— Records from a data collection —

::::::::

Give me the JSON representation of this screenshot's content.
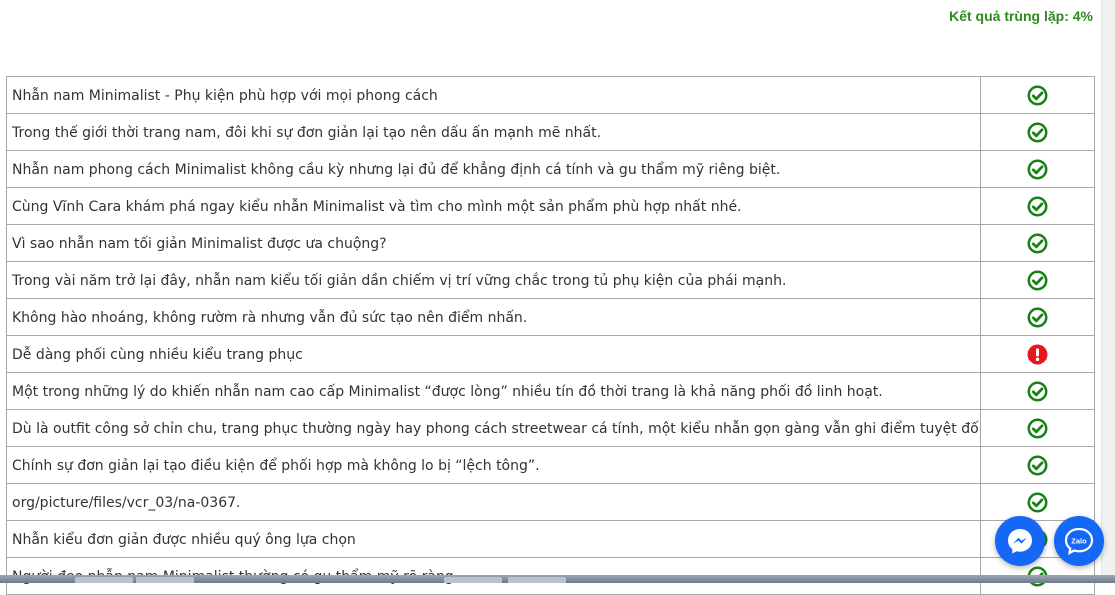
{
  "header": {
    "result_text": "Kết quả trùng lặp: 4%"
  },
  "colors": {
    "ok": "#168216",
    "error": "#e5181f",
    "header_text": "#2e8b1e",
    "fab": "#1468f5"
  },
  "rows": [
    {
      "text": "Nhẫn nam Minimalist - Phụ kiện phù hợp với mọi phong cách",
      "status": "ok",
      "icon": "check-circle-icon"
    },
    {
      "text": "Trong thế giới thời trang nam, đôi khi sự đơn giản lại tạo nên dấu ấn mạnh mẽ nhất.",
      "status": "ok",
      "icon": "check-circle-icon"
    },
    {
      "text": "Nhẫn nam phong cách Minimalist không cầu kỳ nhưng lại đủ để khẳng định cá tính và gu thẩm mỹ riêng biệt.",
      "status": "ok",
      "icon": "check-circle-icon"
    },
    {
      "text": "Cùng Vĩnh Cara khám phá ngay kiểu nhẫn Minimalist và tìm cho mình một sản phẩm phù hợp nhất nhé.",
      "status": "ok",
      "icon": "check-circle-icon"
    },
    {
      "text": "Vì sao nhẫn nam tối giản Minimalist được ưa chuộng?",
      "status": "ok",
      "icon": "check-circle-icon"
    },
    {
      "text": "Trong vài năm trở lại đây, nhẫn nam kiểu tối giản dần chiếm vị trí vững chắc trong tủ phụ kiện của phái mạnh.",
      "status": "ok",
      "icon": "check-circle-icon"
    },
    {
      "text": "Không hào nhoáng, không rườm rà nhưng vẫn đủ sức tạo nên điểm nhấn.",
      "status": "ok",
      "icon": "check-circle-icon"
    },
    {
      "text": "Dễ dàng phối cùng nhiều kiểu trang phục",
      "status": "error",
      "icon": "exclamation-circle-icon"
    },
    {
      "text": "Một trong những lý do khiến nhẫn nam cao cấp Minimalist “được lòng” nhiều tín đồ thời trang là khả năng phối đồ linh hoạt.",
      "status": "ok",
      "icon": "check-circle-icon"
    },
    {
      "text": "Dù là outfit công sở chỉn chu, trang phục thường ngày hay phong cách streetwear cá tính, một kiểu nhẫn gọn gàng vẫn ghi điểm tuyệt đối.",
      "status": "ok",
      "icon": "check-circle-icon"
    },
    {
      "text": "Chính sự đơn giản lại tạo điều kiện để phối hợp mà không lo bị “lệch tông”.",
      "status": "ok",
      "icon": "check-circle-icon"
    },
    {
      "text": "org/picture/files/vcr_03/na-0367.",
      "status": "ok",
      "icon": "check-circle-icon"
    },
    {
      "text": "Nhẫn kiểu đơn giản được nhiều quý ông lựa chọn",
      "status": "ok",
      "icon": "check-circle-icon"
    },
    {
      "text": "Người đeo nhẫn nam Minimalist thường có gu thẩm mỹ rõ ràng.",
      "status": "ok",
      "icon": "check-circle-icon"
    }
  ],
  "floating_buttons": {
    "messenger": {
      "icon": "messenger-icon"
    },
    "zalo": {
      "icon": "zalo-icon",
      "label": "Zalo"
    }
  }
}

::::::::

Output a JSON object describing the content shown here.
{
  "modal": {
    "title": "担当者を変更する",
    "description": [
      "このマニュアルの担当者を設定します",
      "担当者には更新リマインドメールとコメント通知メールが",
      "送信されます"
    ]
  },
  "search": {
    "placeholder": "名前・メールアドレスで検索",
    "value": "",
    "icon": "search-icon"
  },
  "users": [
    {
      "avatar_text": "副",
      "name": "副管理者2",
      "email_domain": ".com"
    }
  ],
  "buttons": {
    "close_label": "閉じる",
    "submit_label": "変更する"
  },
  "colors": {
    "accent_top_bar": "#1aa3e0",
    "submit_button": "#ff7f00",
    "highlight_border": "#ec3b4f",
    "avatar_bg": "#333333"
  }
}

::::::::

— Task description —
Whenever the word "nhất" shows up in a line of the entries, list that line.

— The completed task —
      "text": "Trong thế giới thời trang nam, đôi khi sự đơn giản lại tạo nên dấu ấn mạnh mẽ nhất.",
      "text": "Cùng Vĩnh Cara khám phá ngay kiểu nhẫn Minimalist và tìm cho mình một sản phẩm phù hợp nhất nhé.",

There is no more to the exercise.